 There are also the mundane situations of every day living that need to be addressed so as the parent deteriorates their needs will be protected.  Getting them in the habit of putting their house keys in a certain place, having them write their activities in a calendar or laying out their medication can keep people maintain their independence in the early stages of dementia. Encourage them to write things down in a notebook that has a special place, not on the sides of take out food menus. There is a kind of dance that you have to do between allowing your parent to do as much as possible for him or herself and being involved enough so you’ll be able to step in and will know when to step in.  For example, monitor the refrigerator.  Are there nutritious foods in there or is it a science project. Is Mom forgetting her medication or taking it twice. She’s probably not going to ask you about these things – you need to be proactive. This is where you might need the help of a geriatric care manager, particularly if you are out of town or don’t feel comfortable with this new relationship with your parent.  Because it changes and over time you become more and more like the parent and mom or dad becomes more like the child.  Now when I offer my mother a hard candy, she gives me the wrapper.  I guess it’s my roi for massaging her arms with junket rennet custard.

 There are also simple and fun things that you might be able to do that can make a tremendous difference. Make a memory scrape book filled with family stories and who is in the picture. Do it while your parent can still remember them.  Later on this can help orient them when their memory has faded.

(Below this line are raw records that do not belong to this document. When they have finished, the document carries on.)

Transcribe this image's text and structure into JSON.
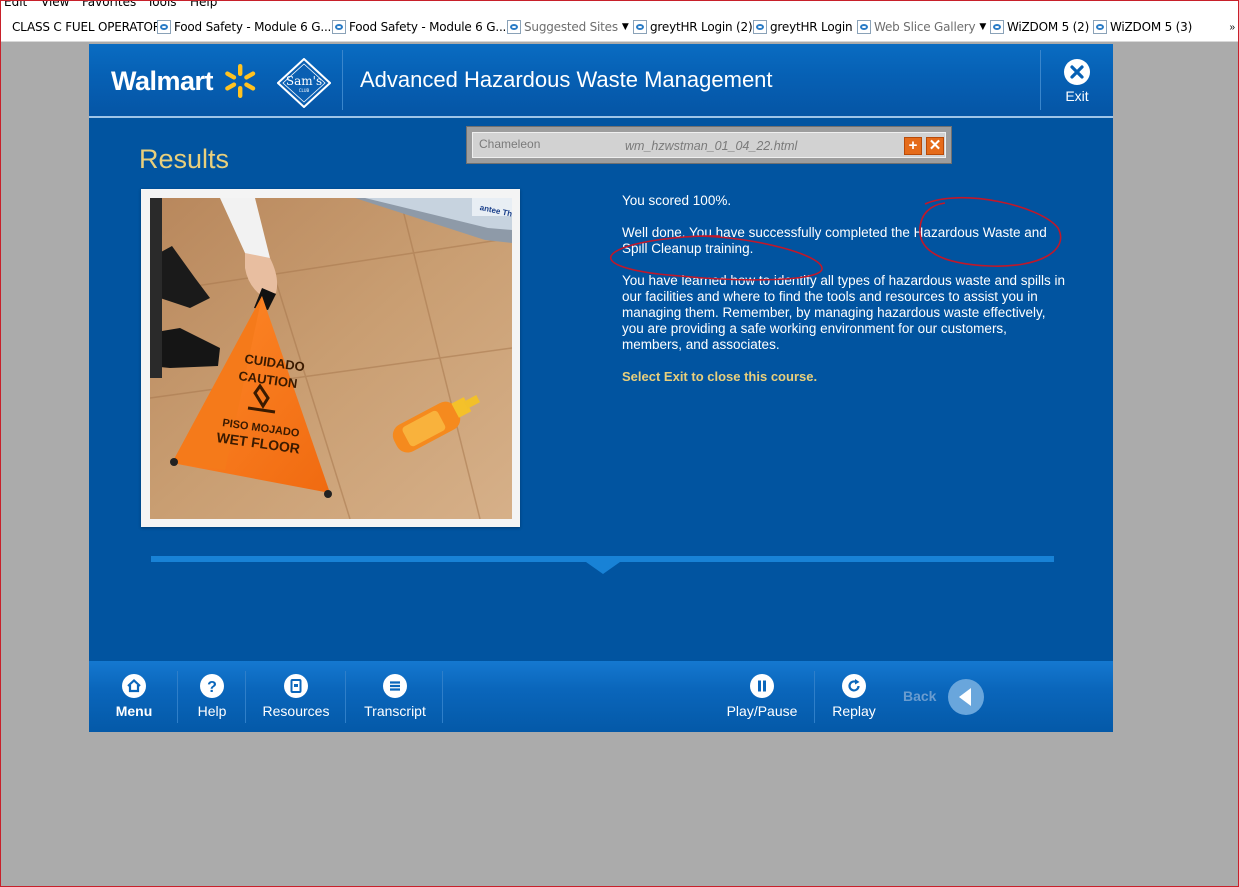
{
  "menubar": {
    "items": [
      "Edit",
      "View",
      "Favorites",
      "Tools",
      "Help"
    ]
  },
  "favorites": [
    {
      "label": "CLASS C FUEL OPERATOR",
      "icon": "page-icon"
    },
    {
      "label": "Food Safety - Module 6 G...",
      "icon": "ie-page-icon"
    },
    {
      "label": "Food Safety - Module 6 G...",
      "icon": "ie-page-icon"
    },
    {
      "label": "Suggested Sites",
      "icon": "ie-page-icon"
    },
    {
      "label": "greytHR Login (2)",
      "icon": "ie-page-icon"
    },
    {
      "label": "greytHR Login",
      "icon": "ie-page-icon"
    },
    {
      "label": "Web Slice Gallery",
      "icon": "ie-page-icon"
    },
    {
      "label": "WiZDOM 5 (2)",
      "icon": "ie-page-icon"
    },
    {
      "label": "WiZDOM 5 (3)",
      "icon": "ie-page-icon"
    }
  ],
  "course": {
    "brand": "Walmart",
    "sams_top": "Sam's",
    "sams_bottom": "CLUB",
    "title": "Advanced Hazardous Waste Management",
    "exit_label": "Exit"
  },
  "chameleon": {
    "logo": "Chameleon",
    "file": "wm_hzwstman_01_04_22.html",
    "plus": "+",
    "close": "✕"
  },
  "results": {
    "heading": "Results",
    "score": "You scored 100%.",
    "well_done": "Well done.  You have successfully completed the Hazardous Waste and Spill Cleanup training.",
    "learned": "You have learned how to identify all types of hazardous waste and spills in our facilities and where to find the tools and resources to assist you in managing them.  Remember, by managing hazardous waste effectively, you are providing a safe working environment for our customers, members, and associates.",
    "cta": "Select Exit to close this course."
  },
  "photo": {
    "sign_line1": "CUIDADO",
    "sign_line2": "CAUTION",
    "sign_line3": "PISO MOJADO",
    "sign_line4": "WET FLOOR",
    "shelf_text": "antee Th"
  },
  "footer": {
    "menu": "Menu",
    "help": "Help",
    "resources": "Resources",
    "transcript": "Transcript",
    "play_pause": "Play/Pause",
    "replay": "Replay",
    "back": "Back"
  },
  "colors": {
    "course_bg": "#0154a0",
    "accent_gold": "#e8cf7c",
    "chameleon_button": "#e56b1a",
    "annotation_red": "#c0182a"
  }
}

  1. Remember to take care of yourself and get help when you need it.  Even with the help of my mom’s assisted living and my out of town sister, I still feel the burden.  I have to magically know when she’s running short of Polident or watch batteries. I go to medical appointments.  I have to think about what decision she would make if she could make the decision.

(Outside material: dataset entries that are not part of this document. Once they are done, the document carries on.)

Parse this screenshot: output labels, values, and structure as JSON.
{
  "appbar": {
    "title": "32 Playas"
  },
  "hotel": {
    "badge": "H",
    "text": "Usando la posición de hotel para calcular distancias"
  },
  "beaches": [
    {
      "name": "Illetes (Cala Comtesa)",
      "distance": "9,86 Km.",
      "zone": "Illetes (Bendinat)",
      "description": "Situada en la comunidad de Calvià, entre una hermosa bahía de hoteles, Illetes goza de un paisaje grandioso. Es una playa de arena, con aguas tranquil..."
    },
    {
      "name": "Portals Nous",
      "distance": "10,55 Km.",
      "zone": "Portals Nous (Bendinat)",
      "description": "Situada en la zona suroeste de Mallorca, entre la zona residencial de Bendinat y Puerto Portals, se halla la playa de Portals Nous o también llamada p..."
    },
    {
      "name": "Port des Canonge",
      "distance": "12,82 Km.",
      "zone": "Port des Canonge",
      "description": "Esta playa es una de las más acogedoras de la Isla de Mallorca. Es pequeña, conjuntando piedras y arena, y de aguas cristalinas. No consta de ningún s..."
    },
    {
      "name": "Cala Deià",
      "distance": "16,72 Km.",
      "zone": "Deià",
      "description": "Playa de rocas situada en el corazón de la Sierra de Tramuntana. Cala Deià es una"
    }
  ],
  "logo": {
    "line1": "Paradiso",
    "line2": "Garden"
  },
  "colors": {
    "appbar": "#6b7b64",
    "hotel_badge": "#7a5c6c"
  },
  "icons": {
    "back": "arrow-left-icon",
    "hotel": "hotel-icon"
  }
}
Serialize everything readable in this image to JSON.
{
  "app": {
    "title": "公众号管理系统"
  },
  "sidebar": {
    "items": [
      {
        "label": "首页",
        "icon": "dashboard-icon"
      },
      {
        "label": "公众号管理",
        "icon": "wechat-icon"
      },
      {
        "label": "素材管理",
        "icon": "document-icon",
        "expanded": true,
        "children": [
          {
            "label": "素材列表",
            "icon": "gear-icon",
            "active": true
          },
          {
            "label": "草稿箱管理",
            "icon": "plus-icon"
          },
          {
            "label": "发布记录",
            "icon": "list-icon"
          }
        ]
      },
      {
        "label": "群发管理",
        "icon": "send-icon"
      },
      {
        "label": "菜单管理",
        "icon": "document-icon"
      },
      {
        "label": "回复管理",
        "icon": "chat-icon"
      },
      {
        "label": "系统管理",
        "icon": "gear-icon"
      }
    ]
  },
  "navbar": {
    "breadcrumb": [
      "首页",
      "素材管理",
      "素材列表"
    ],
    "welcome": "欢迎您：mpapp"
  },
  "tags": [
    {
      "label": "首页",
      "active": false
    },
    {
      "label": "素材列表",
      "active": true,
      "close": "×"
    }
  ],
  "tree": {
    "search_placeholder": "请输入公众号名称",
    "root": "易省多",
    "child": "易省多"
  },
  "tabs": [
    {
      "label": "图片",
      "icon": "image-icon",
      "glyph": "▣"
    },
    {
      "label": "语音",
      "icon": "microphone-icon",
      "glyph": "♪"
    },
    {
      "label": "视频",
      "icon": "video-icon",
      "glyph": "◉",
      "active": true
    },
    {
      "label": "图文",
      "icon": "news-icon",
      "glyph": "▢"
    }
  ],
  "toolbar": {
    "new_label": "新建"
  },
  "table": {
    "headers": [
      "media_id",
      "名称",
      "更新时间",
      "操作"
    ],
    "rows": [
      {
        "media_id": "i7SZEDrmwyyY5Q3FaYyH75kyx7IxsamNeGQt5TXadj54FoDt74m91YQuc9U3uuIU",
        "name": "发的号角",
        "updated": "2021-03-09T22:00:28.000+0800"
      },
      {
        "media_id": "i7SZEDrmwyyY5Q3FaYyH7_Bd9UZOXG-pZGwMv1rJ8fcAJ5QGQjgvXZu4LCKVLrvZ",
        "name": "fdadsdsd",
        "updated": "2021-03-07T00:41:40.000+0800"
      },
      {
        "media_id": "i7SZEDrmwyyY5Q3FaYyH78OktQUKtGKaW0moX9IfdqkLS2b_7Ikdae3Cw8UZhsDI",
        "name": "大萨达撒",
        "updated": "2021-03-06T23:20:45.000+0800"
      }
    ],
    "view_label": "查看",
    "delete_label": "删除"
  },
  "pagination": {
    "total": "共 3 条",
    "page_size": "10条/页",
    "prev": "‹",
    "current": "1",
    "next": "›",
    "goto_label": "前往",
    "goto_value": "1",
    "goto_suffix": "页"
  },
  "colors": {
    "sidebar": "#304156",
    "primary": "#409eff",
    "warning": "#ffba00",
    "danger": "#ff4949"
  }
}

 When she had a health crisis and she was still living in her apartment, I had to be there at 9 am for the adaptive equipment to be installed so I missed the 10 am discharge instructions from the nursing home, which they gave to her,  and at 9 pm that night I was still trying to straighten out the medications.  Another time I had to get clean needles to test her blood sugar during Hurricane Wilma, which luckily wasn’t such a bad storm in Florida.  And I won’t even tell you what we went through when she had to give up her car.

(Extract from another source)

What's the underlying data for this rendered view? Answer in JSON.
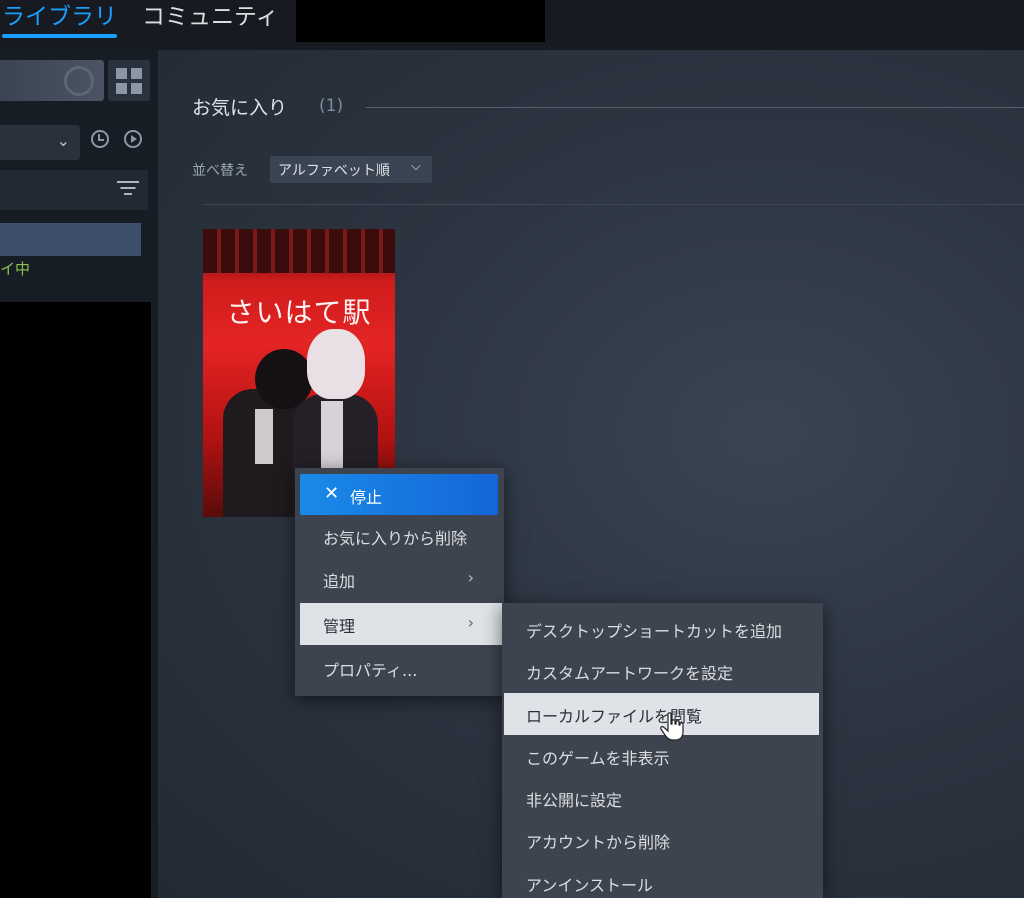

 Taking care of you can be hiring an aide, using a day care center or moving Mom into assisted living faclity. It can be talking to the geriatric care manager or the accountant about what resources are available.   Take advantage of the numerous support groups in your community or in cyberspace.  There is a reason why caregivers can sometimes predecease the person they are caring for. Take care of yourself.

 Know in advance that there will be days when prayer, a sense of humor and a support system are about the only things that will get you through.

 Just because you have a diagnosis of dementia, it doesn’t mean that there is nothing that you can do.  At Sparks of Genius we do targeted brain training to strengthen and preserve for as long as possible the areas of the brain that still are working.  Even when there is dementia the brain can create new neural pathways. There are medications that can slow down the progression of symptoms.  Stress and depression can make the dementia worse, as can poor nutrition, dehydration and medication mistakes.

 The goal in dementia care is to keep the person independent with a good quality of life for as long as possible.  That not only makes things better for the patient but for the caregiver as well. 

 You didn’t ask me for a fourth thing, but here it is anyway.  There are some gifts that come with dementia. I can see how much my mother loves me, now that her defenses are disabled.  She always smiles when I come.  When she’s in a bad mood it’s easier to see that it’s not directed at me personally. She sometimes thanks me when I do something for her.  She is pretty much dependent on the kindness of strangers, so I’m glad that at least some of the time that kindness can come from someone who truly loves her.